In a letter (PDF) to House and Senate leaders, representatives from AMIA and Pew Charitable Trusts pushed for more funding that would ensure ONC can establish the EHR reporting program. The organizations noted that EHR reporting is a vital component to another part of the Cures Act that requires EHR vendors to conduct real-world testing and attest that they aren’t engaging in information blocking.

“The EHR reporting program—coupled with its inclusion as part of the new conditions of certification—will help foster better information on the benefits and shortcomings of different health information technology systems,” the letter states. “Since EHRs are foundational to many other goals of the Cures Act, the timely development and implementation of these programs is paramount.”
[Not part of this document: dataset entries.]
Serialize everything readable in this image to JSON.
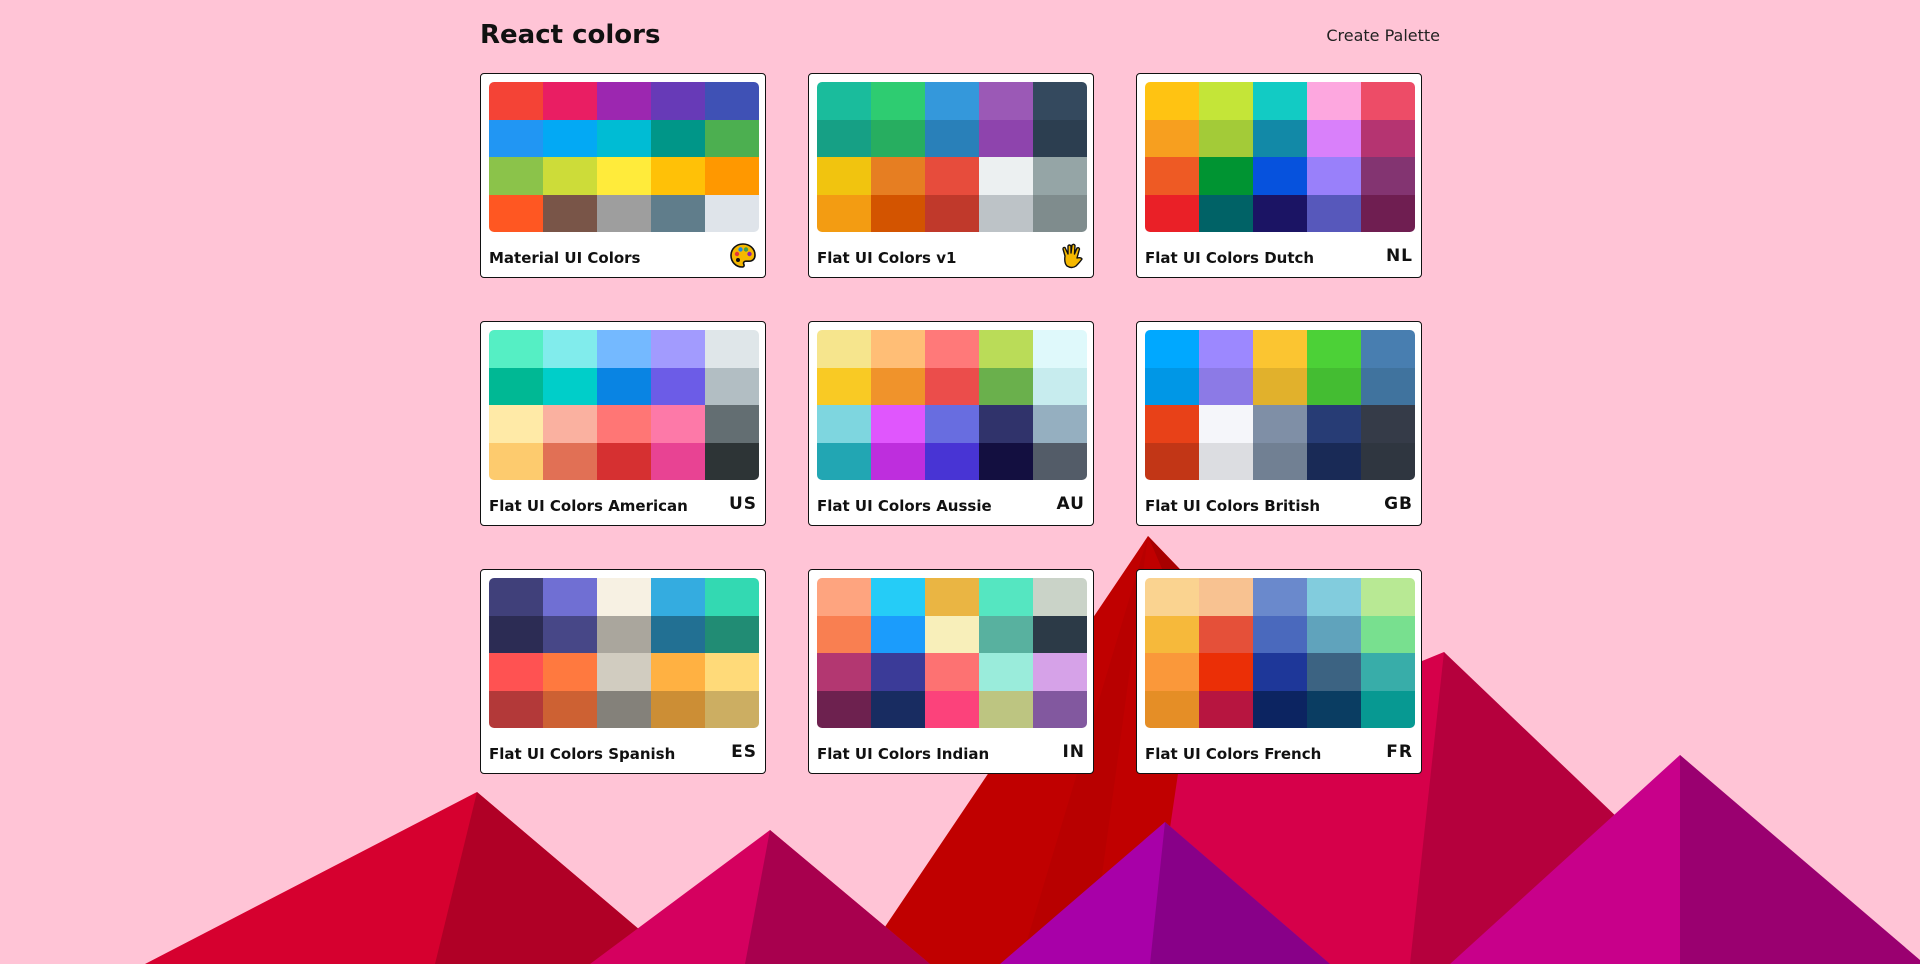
{
  "header": {
    "title": "React colors",
    "create_label": "Create Palette"
  },
  "palettes": [
    {
      "name": "Material UI Colors",
      "emoji": "palette-icon",
      "colors": [
        "#f44336",
        "#e91e63",
        "#9c27b0",
        "#673ab7",
        "#3f51b5",
        "#2196f3",
        "#03a9f4",
        "#00bcd4",
        "#009688",
        "#4caf50",
        "#8bc34a",
        "#cddc39",
        "#ffeb3b",
        "#ffc107",
        "#ff9800",
        "#ff5722",
        "#795548",
        "#9e9e9e",
        "#607d8b",
        "#dfe4ea"
      ]
    },
    {
      "name": "Flat UI Colors v1",
      "emoji": "hand-icon",
      "colors": [
        "#1abc9c",
        "#2ecc71",
        "#3498db",
        "#9b59b6",
        "#34495e",
        "#16a085",
        "#27ae60",
        "#2980b9",
        "#8e44ad",
        "#2c3e50",
        "#f1c40f",
        "#e67e22",
        "#e74c3c",
        "#ecf0f1",
        "#95a5a6",
        "#f39c12",
        "#d35400",
        "#c0392b",
        "#bdc3c7",
        "#7f8c8d"
      ]
    },
    {
      "name": "Flat UI Colors Dutch",
      "emoji": "NL",
      "colors": [
        "#ffc312",
        "#c4e538",
        "#12cbc4",
        "#fda7df",
        "#ed4c67",
        "#f79f1f",
        "#a3cb38",
        "#1289a7",
        "#d980fa",
        "#b53471",
        "#ee5a24",
        "#009432",
        "#0652dd",
        "#9980fa",
        "#833471",
        "#ea2027",
        "#006266",
        "#1b1464",
        "#5758bb",
        "#6f1e51"
      ]
    },
    {
      "name": "Flat UI Colors American",
      "emoji": "US",
      "colors": [
        "#55efc4",
        "#81ecec",
        "#74b9ff",
        "#a29bfe",
        "#dfe6e9",
        "#00b894",
        "#00cec9",
        "#0984e3",
        "#6c5ce7",
        "#b2bec3",
        "#ffeaa7",
        "#fab1a0",
        "#ff7675",
        "#fd79a8",
        "#636e72",
        "#fdcb6e",
        "#e17055",
        "#d63031",
        "#e84393",
        "#2d3436"
      ]
    },
    {
      "name": "Flat UI Colors Aussie",
      "emoji": "AU",
      "colors": [
        "#f6e58d",
        "#ffbe76",
        "#ff7979",
        "#badc58",
        "#dff9fb",
        "#f9ca24",
        "#f0932b",
        "#eb4d4b",
        "#6ab04c",
        "#c7ecee",
        "#7ed6df",
        "#e056fd",
        "#686de0",
        "#30336b",
        "#95afc0",
        "#22a6b3",
        "#be2edd",
        "#4834d4",
        "#130f40",
        "#535c68"
      ]
    },
    {
      "name": "Flat UI Colors British",
      "emoji": "GB",
      "colors": [
        "#00a8ff",
        "#9c88ff",
        "#fbc531",
        "#4cd137",
        "#487eb0",
        "#0097e6",
        "#8c7ae6",
        "#e1b12c",
        "#44bd32",
        "#40739e",
        "#e84118",
        "#f5f6fa",
        "#7f8fa6",
        "#273c75",
        "#353b48",
        "#c23616",
        "#dcdde1",
        "#718093",
        "#192a56",
        "#2f3640"
      ]
    },
    {
      "name": "Flat UI Colors Spanish",
      "emoji": "ES",
      "colors": [
        "#40407a",
        "#706fd3",
        "#f7f1e3",
        "#34ace0",
        "#33d9b2",
        "#2c2c54",
        "#474787",
        "#aaa69d",
        "#227093",
        "#218c74",
        "#ff5252",
        "#ff793f",
        "#d1ccc0",
        "#ffb142",
        "#ffda79",
        "#b33939",
        "#cd6133",
        "#84817a",
        "#cc8e35",
        "#ccae62"
      ]
    },
    {
      "name": "Flat UI Colors Indian",
      "emoji": "IN",
      "colors": [
        "#fea47f",
        "#25ccf7",
        "#eab543",
        "#55e6c1",
        "#cad3c8",
        "#f97f51",
        "#1b9cfc",
        "#f8efba",
        "#58b19f",
        "#2c3a47",
        "#b33771",
        "#3b3b98",
        "#fd7272",
        "#9aecdb",
        "#d6a2e8",
        "#6d214f",
        "#182c61",
        "#fc427b",
        "#bdc581",
        "#82589f"
      ]
    },
    {
      "name": "Flat UI Colors French",
      "emoji": "FR",
      "colors": [
        "#fad390",
        "#f8c291",
        "#6a89cc",
        "#82ccdd",
        "#b8e994",
        "#f6b93b",
        "#e55039",
        "#4a69bd",
        "#60a3bc",
        "#78e08f",
        "#fa983a",
        "#eb2f06",
        "#1e3799",
        "#3c6382",
        "#38ada9",
        "#e58e26",
        "#b71540",
        "#0c2461",
        "#0a3d62",
        "#079992"
      ]
    }
  ]
}
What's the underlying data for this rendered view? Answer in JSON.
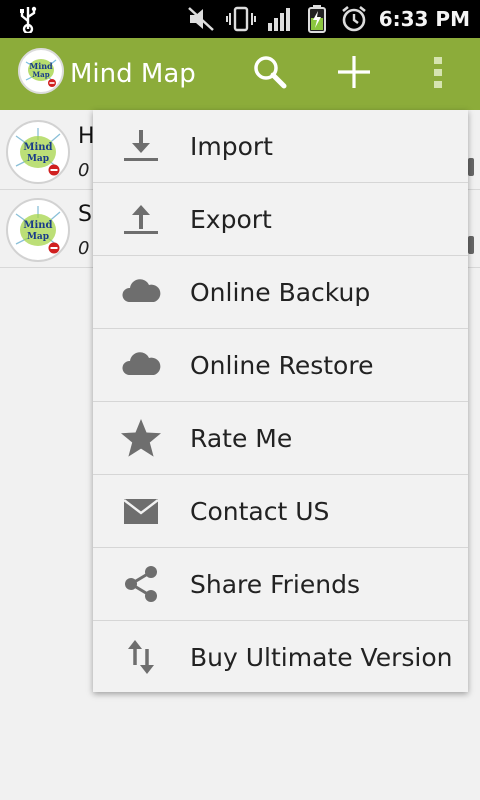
{
  "status_bar": {
    "time": "6:33 PM",
    "icons": [
      "usb-icon",
      "mute-icon",
      "vibrate-icon",
      "signal-icon",
      "battery-charging-icon",
      "alarm-icon"
    ]
  },
  "action_bar": {
    "title": "Mind Map",
    "logo_text": "Mind Map",
    "color": "#8cac3a",
    "actions": [
      "search-icon",
      "add-icon",
      "overflow-icon"
    ]
  },
  "list": {
    "rows": [
      {
        "title_visible": "H",
        "subtitle_visible": "0"
      },
      {
        "title_visible": "S",
        "subtitle_visible": "0"
      }
    ]
  },
  "menu": {
    "items": [
      {
        "label": "Import",
        "icon": "download-icon"
      },
      {
        "label": "Export",
        "icon": "upload-icon"
      },
      {
        "label": "Online Backup",
        "icon": "cloud-icon"
      },
      {
        "label": "Online Restore",
        "icon": "cloud-icon"
      },
      {
        "label": "Rate Me",
        "icon": "star-icon"
      },
      {
        "label": "Contact US",
        "icon": "mail-icon"
      },
      {
        "label": "Share Friends",
        "icon": "share-icon"
      },
      {
        "label": "Buy Ultimate Version",
        "icon": "swap-vertical-icon"
      }
    ]
  }
}
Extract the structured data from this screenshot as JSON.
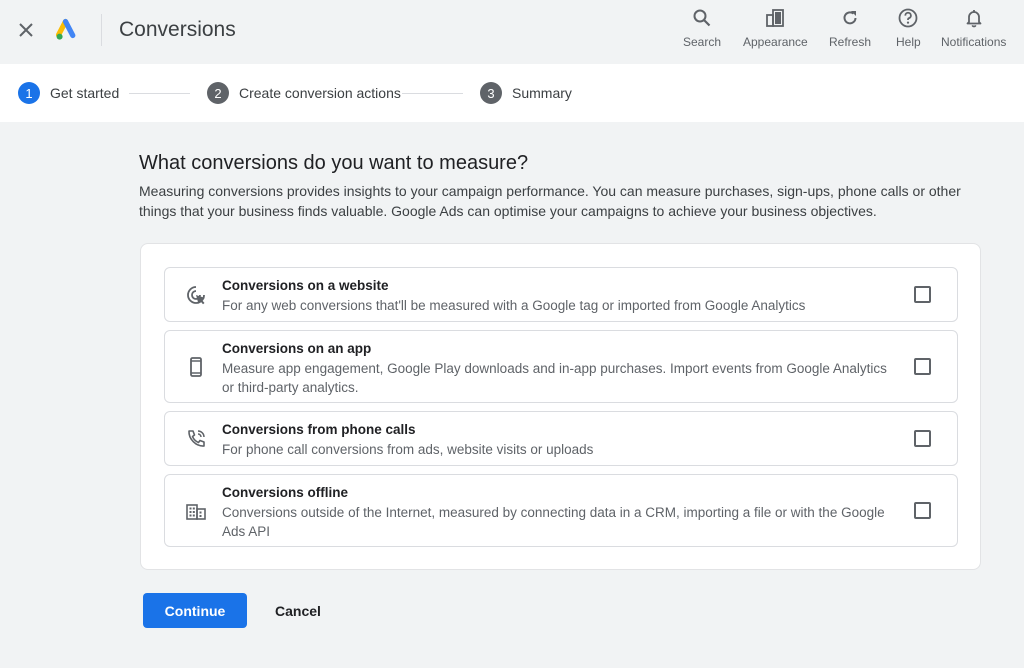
{
  "header": {
    "title": "Conversions",
    "tools": [
      {
        "label": "Search",
        "icon": "search-icon"
      },
      {
        "label": "Appearance",
        "icon": "appearance-icon"
      },
      {
        "label": "Refresh",
        "icon": "refresh-icon"
      },
      {
        "label": "Help",
        "icon": "help-icon"
      },
      {
        "label": "Notifications",
        "icon": "bell-icon"
      }
    ]
  },
  "stepper": {
    "steps": [
      {
        "num": "1",
        "label": "Get started",
        "state": "active"
      },
      {
        "num": "2",
        "label": "Create conversion actions",
        "state": "inactive"
      },
      {
        "num": "3",
        "label": "Summary",
        "state": "inactive"
      }
    ]
  },
  "main": {
    "heading": "What conversions do you want to measure?",
    "description": "Measuring conversions provides insights to your campaign performance. You can measure purchases, sign-ups, phone calls or other things that your business finds valuable. Google Ads can optimise your campaigns to achieve your business objectives.",
    "options": [
      {
        "title": "Conversions on a website",
        "text": "For any web conversions that'll be measured with a Google tag or imported from Google Analytics",
        "icon": "cursor-click-icon",
        "checked": false
      },
      {
        "title": "Conversions on an app",
        "text": "Measure app engagement, Google Play downloads and in-app purchases. Import events from Google Analytics or third-party analytics.",
        "icon": "phone-icon",
        "checked": false
      },
      {
        "title": "Conversions from phone calls",
        "text": "For phone call conversions from ads, website visits or uploads",
        "icon": "phone-call-icon",
        "checked": false
      },
      {
        "title": "Conversions offline",
        "text": "Conversions outside of the Internet, measured by connecting data in a CRM, importing a file or with the Google Ads API",
        "icon": "building-icon",
        "checked": false
      }
    ]
  },
  "actions": {
    "continue_label": "Continue",
    "cancel_label": "Cancel"
  },
  "colors": {
    "accent": "#1a73e8",
    "background": "#f1f3f4"
  }
}
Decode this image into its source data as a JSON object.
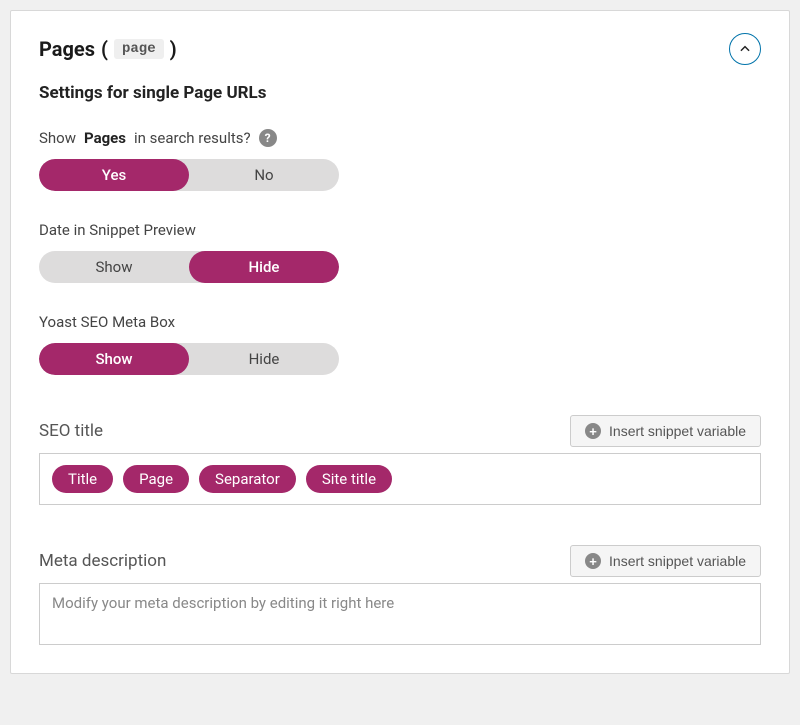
{
  "header": {
    "title_prefix": "Pages",
    "paren_open": "(",
    "slug": "page",
    "paren_close": ")"
  },
  "subheader": "Settings for single Page URLs",
  "showInSearch": {
    "label_prefix": "Show",
    "label_bold": "Pages",
    "label_suffix": "in search results?",
    "option_yes": "Yes",
    "option_no": "No",
    "help_glyph": "?"
  },
  "dateSnippet": {
    "label": "Date in Snippet Preview",
    "option_show": "Show",
    "option_hide": "Hide"
  },
  "metaBox": {
    "label": "Yoast SEO Meta Box",
    "option_show": "Show",
    "option_hide": "Hide"
  },
  "seoTitle": {
    "label": "SEO title",
    "insert_btn": "Insert snippet variable",
    "plus_glyph": "+",
    "variables": [
      "Title",
      "Page",
      "Separator",
      "Site title"
    ]
  },
  "metaDescription": {
    "label": "Meta description",
    "insert_btn": "Insert snippet variable",
    "plus_glyph": "+",
    "placeholder": "Modify your meta description by editing it right here"
  },
  "colors": {
    "accent": "#a4286a",
    "toggle_bg": "#dddcdc"
  }
}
Although White indicated ONC would not be able to establish the program given the president’s proposed $22 million budget cut, the agency’s 2018 budget is still up in the air. While an appropriations bill that passed the House includes the 37% reduction, a bill that’s still under consideration in the Senate would maintain the ONC’s budget at $60 million.